### Task directions
Pick every line out of the entries below that holds the string "with", and report them.

### Records provided
--

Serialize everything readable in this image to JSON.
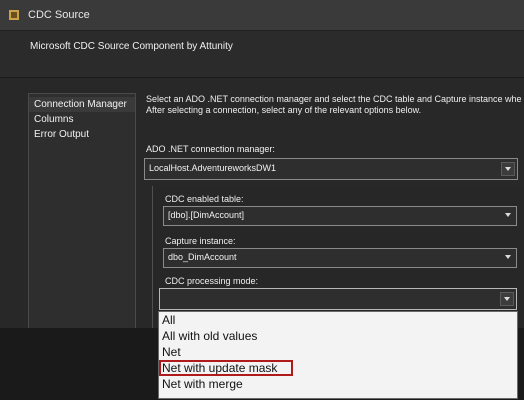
{
  "window": {
    "title": "CDC Source"
  },
  "header": {
    "component_title": "Microsoft CDC Source Component by Attunity"
  },
  "nav": {
    "items": [
      {
        "label": "Connection Manager"
      },
      {
        "label": "Columns"
      },
      {
        "label": "Error Output"
      }
    ]
  },
  "main": {
    "description_line1": "Select an ADO .NET connection manager and select the CDC table and Capture instance whe",
    "description_line2": "After selecting a connection, select any of the relevant options below.",
    "connection_label": "ADO .NET connection manager:",
    "connection_value": "LocalHost.AdventureworksDW1",
    "table_label": "CDC enabled table:",
    "table_value": "[dbo].[DimAccount]",
    "capture_label": "Capture instance:",
    "capture_value": "dbo_DimAccount",
    "mode_label": "CDC processing mode:",
    "mode_value": ""
  },
  "dropdown": {
    "options": [
      "All",
      "All with old values",
      "Net",
      "Net with update mask",
      "Net with merge"
    ],
    "highlighted": "Net with update mask"
  },
  "colors": {
    "highlight_border": "#b01a1a"
  }
}
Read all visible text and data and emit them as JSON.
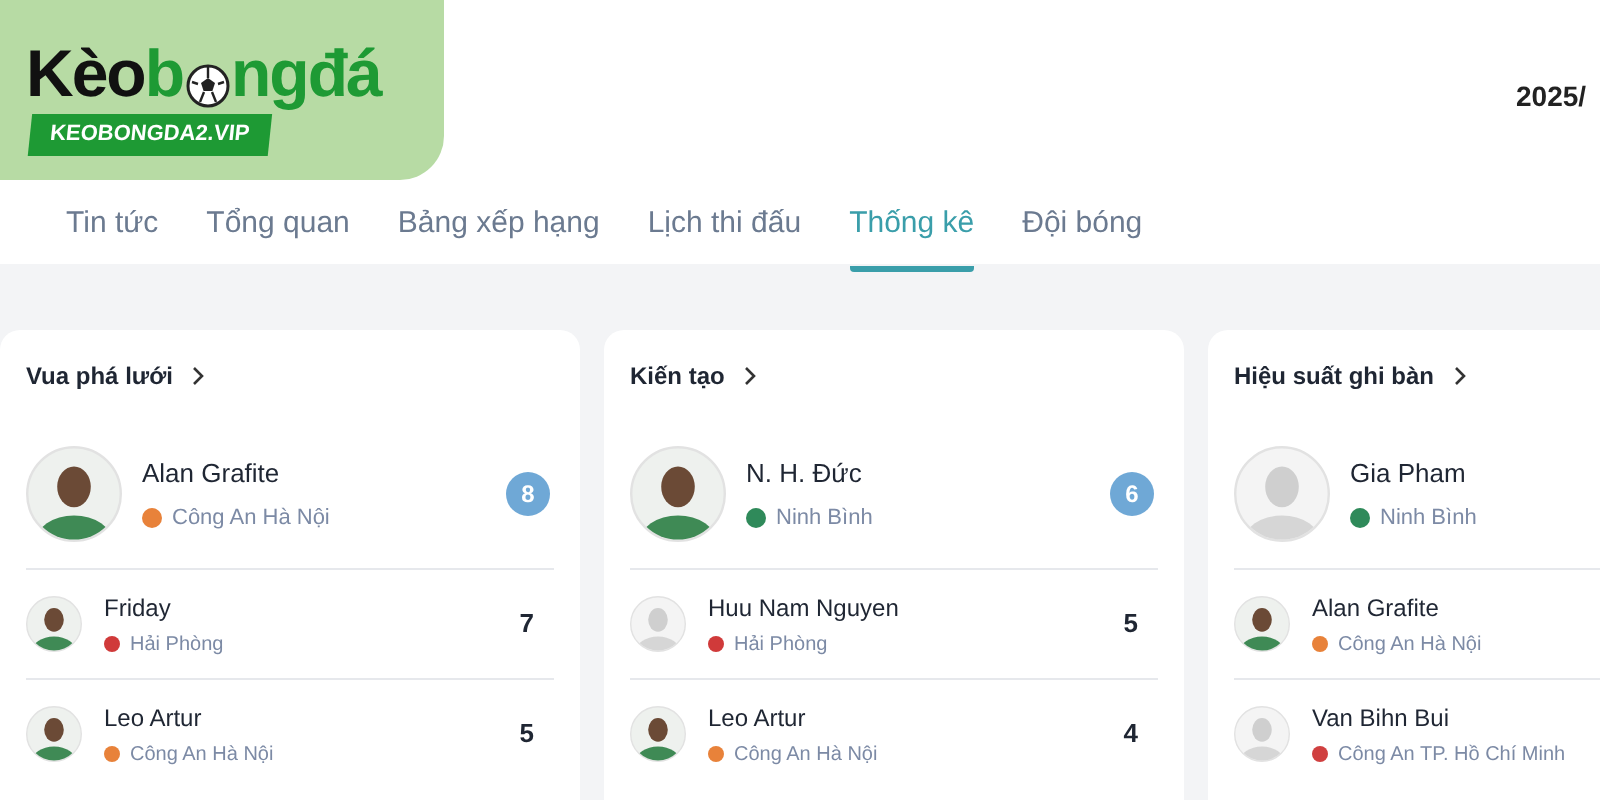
{
  "logo": {
    "word_dark": "Kèo",
    "word_green_start": "b",
    "word_green_end": "ngđá",
    "domain": "KEOBONGDA2.VIP"
  },
  "date": "2025/",
  "tabs": [
    {
      "label": "Tin tức",
      "selected": false
    },
    {
      "label": "Tổng quan",
      "selected": false
    },
    {
      "label": "Bảng xếp hạng",
      "selected": false
    },
    {
      "label": "Lịch thi đấu",
      "selected": false
    },
    {
      "label": "Thống kê",
      "selected": true
    },
    {
      "label": "Đội bóng",
      "selected": false
    }
  ],
  "cards": [
    {
      "title": "Vua phá lưới",
      "leader": {
        "name": "Alan Grafite",
        "club": "Công An Hà Nội",
        "color": "#e8823a",
        "kind": "photo",
        "value": "8"
      },
      "rows": [
        {
          "name": "Friday",
          "club": "Hải Phòng",
          "color": "#d03a3a",
          "kind": "photo",
          "value": "7"
        },
        {
          "name": "Leo Artur",
          "club": "Công An Hà Nội",
          "color": "#e8823a",
          "kind": "photo",
          "value": "5"
        }
      ]
    },
    {
      "title": "Kiến tạo",
      "leader": {
        "name": "N. H. Đức",
        "club": "Ninh Bình",
        "color": "#2f8a5a",
        "kind": "photo",
        "value": "6"
      },
      "rows": [
        {
          "name": "Huu Nam Nguyen",
          "club": "Hải Phòng",
          "color": "#d03a3a",
          "kind": "placeholder",
          "value": "5"
        },
        {
          "name": "Leo Artur",
          "club": "Công An Hà Nội",
          "color": "#e8823a",
          "kind": "photo",
          "value": "4"
        }
      ]
    },
    {
      "title": "Hiệu suất ghi bàn",
      "leader": {
        "name": "Gia Pham",
        "club": "Ninh Bình",
        "color": "#2f8a5a",
        "kind": "placeholder"
      },
      "rows": [
        {
          "name": "Alan Grafite",
          "club": "Công An Hà Nội",
          "color": "#e8823a",
          "kind": "photo"
        },
        {
          "name": "Van Bihn Bui",
          "club": "Công An TP. Hồ Chí Minh",
          "color": "#d04040",
          "kind": "placeholder"
        }
      ]
    }
  ]
}
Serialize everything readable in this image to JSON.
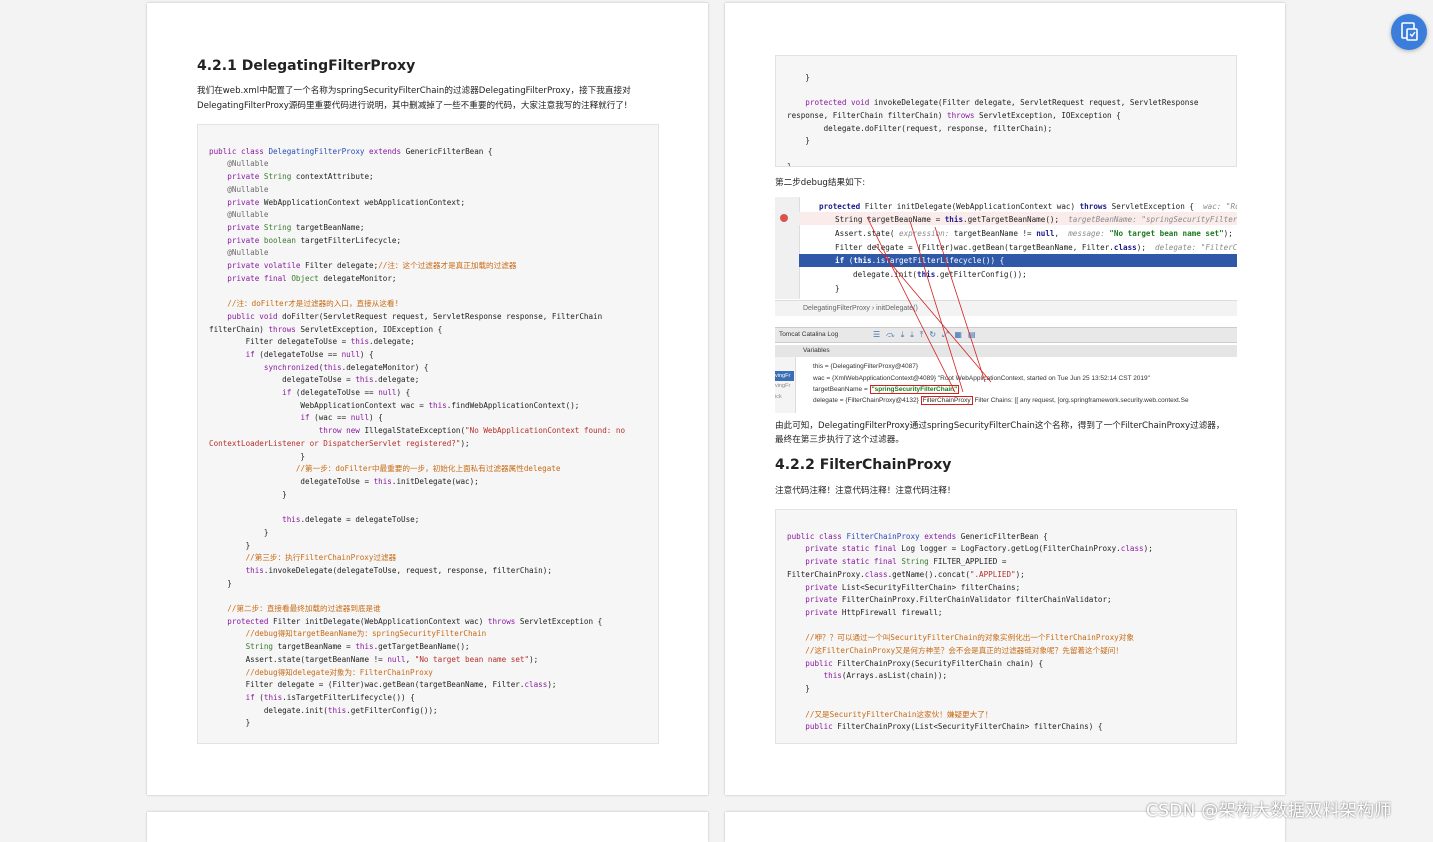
{
  "page1": {
    "heading": "4.2.1 DelegatingFilterProxy",
    "intro_line1": "我们在web.xml中配置了一个名称为springSecurityFilterChain的过滤器DelegatingFilterProxy，接下我直接对",
    "intro_line2": "DelegatingFilterProxy源码里重要代码进行说明，其中删减掉了一些不重要的代码，大家注意我写的注释就行了!"
  },
  "page2": {
    "debug_label": "第二步debug结果如下:",
    "conclusion_line1": "由此可知，DelegatingFilterProxy通过springSecurityFilterChain这个名称，得到了一个FilterChainProxy过滤器，",
    "conclusion_line2": "最终在第三步执行了这个过滤器。",
    "heading": "4.2.2 FilterChainProxy",
    "note": "注意代码注释！注意代码注释！注意代码注释！"
  },
  "ide": {
    "breadcrumb": "DelegatingFilterProxy  ›  initDelegate()",
    "console_tab": "Tomcat Catalina Log",
    "variables_label": "Variables",
    "var_this": "this = {DelegatingFilterProxy@4087}",
    "var_wac": "wac = {XmlWebApplicationContext@4089} \"Root WebApplicationContext, started on Tue Jun 25 13:52:14 CST 2019\"",
    "var_target": "targetBeanName = ",
    "var_target_value": "\"springSecurityFilterChain\"",
    "var_delegate_pre": "delegate = {FilterChainProxy@4132} ",
    "var_delegate_box": "FilterChainProxy",
    "var_delegate_post": " Filter Chains: [[ any request, [org.springframework.security.web.context.Se",
    "frames": [
      "vingFr",
      "vingFr",
      "ick"
    ]
  },
  "watermark": "CSDN @架构大数据双料架构师",
  "fab_icon": "pdf-convert-icon",
  "colors": {
    "keyword": "#8a1aa0",
    "type": "#3b7a2f",
    "comment": "#c86a14",
    "string": "#b5302b",
    "accent": "#3a7ddb",
    "debug_highlight": "#2f58a8"
  }
}
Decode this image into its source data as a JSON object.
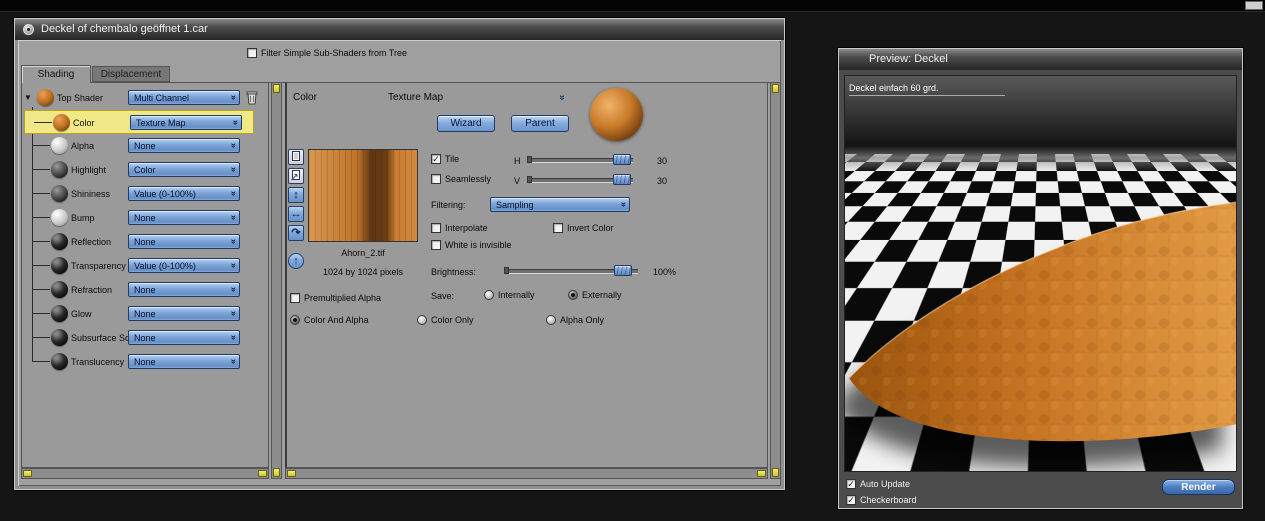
{
  "shader_window": {
    "title": "Deckel of chembalo geöffnet 1.car",
    "filter_label": "Filter Simple Sub-Shaders from Tree",
    "tabs": {
      "shading": "Shading",
      "displacement": "Displacement"
    },
    "tree": {
      "items": [
        {
          "label": "Top Shader",
          "value": "Multi Channel"
        },
        {
          "label": "Color",
          "value": "Texture Map"
        },
        {
          "label": "Alpha",
          "value": "None"
        },
        {
          "label": "Highlight",
          "value": "Color"
        },
        {
          "label": "Shininess",
          "value": "Value (0-100%)"
        },
        {
          "label": "Bump",
          "value": "None"
        },
        {
          "label": "Reflection",
          "value": "None"
        },
        {
          "label": "Transparency",
          "value": "Value (0-100%)"
        },
        {
          "label": "Refraction",
          "value": "None"
        },
        {
          "label": "Glow",
          "value": "None"
        },
        {
          "label": "Subsurface Sc",
          "value": "None"
        },
        {
          "label": "Translucency",
          "value": "None"
        }
      ]
    },
    "editor": {
      "channel": "Color",
      "shader_type": "Texture Map",
      "wizard": "Wizard",
      "parent": "Parent",
      "texture_name": "Ahorn_2.tif",
      "texture_size": "1024 by 1024 pixels",
      "premultiplied": "Premultiplied Alpha",
      "color_and_alpha": "Color And Alpha",
      "color_only": "Color Only",
      "alpha_only": "Alpha Only",
      "tile": "Tile",
      "seamlessly": "Seamlessly",
      "h": "H",
      "v": "V",
      "h_value": "30",
      "v_value": "30",
      "filtering": "Filtering:",
      "filtering_value": "Sampling",
      "interpolate": "Interpolate",
      "invert_color": "Invert Color",
      "white_invisible": "White is invisible",
      "brightness": "Brightness:",
      "brightness_value": "100%",
      "save": "Save:",
      "internally": "Internally",
      "externally": "Externally"
    }
  },
  "preview_window": {
    "title": "Preview: Deckel",
    "overlay": "Deckel einfach 60 grd.",
    "auto_update": "Auto Update",
    "checkerboard": "Checkerboard",
    "render": "Render"
  },
  "icons": {
    "double_chevron": "»",
    "flip_vertical": "↕",
    "flip_horizontal": "↔",
    "rotate": "↷",
    "move_up": "↑",
    "check": "✓",
    "disclosure_open": "▼"
  },
  "colors": {
    "accent_blue": "#6f9ed8",
    "selection_yellow": "#f1e987",
    "scrollbar_yellow": "#cfc431",
    "lid_orange": "#c87628"
  }
}
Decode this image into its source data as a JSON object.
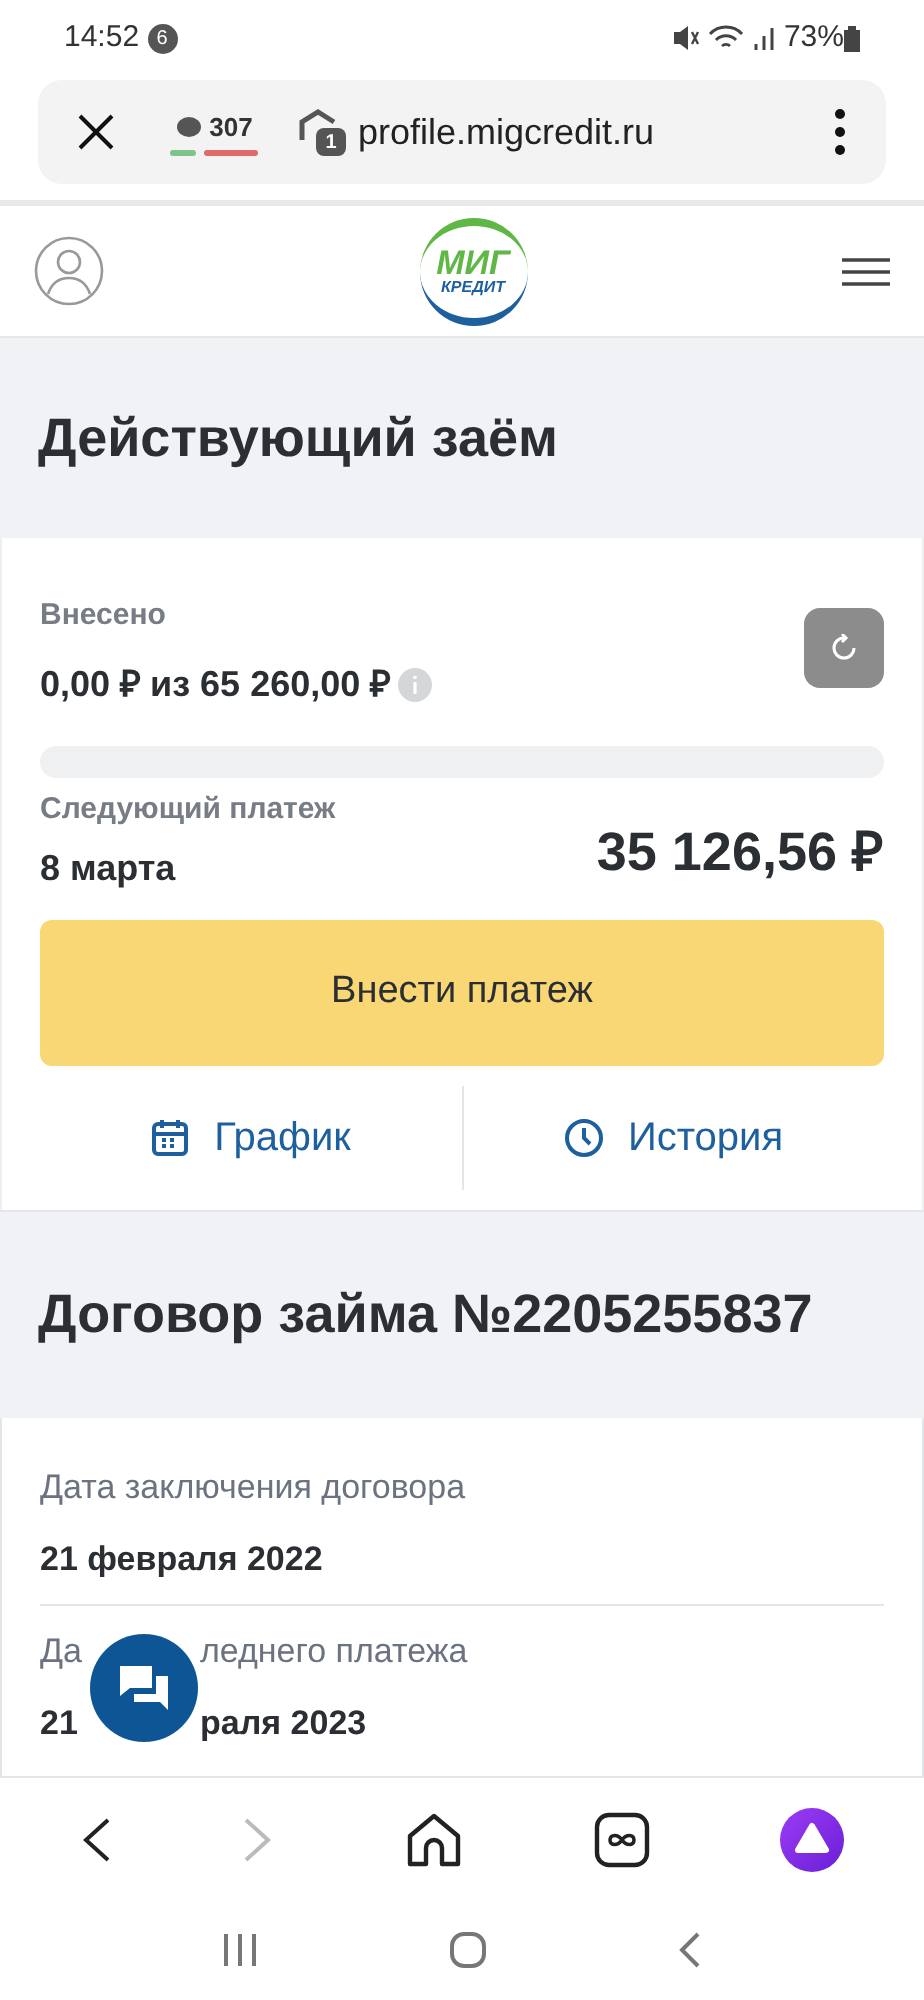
{
  "status_bar": {
    "time": "14:52",
    "notification_count": "6",
    "battery": "73%"
  },
  "browser": {
    "tab_count": "307",
    "url": "profile.migcredit.ru",
    "site_badge": "1"
  },
  "logo": {
    "line_1": "МИГ",
    "line_2": "КРЕДИТ"
  },
  "loan": {
    "title": "Действующий заём",
    "paid_label": "Внесено",
    "paid_value": "0,00 ₽ из 65 260,00 ₽",
    "level": 0,
    "next_label": "Следующий платеж",
    "next_date": "8 марта",
    "next_amount": "35 126,56 ₽",
    "pay_button": "Внести платеж",
    "links": [
      {
        "label": "График",
        "kind": "calendar"
      },
      {
        "label": "История",
        "kind": "clock"
      }
    ]
  },
  "contract": {
    "title": "Договор займа №2205255837",
    "fields": [
      {
        "label": "Дата заключения договора",
        "value": "21 февраля 2022"
      },
      {
        "label_parts": [
          "Да",
          "леднего платежа"
        ],
        "value_parts": [
          "21",
          "раля 2023"
        ]
      }
    ]
  }
}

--

### Written answer
      "All with old values",
      "Net with update mask",
      "Net with merge"
    "highlighted": "Net with update mask"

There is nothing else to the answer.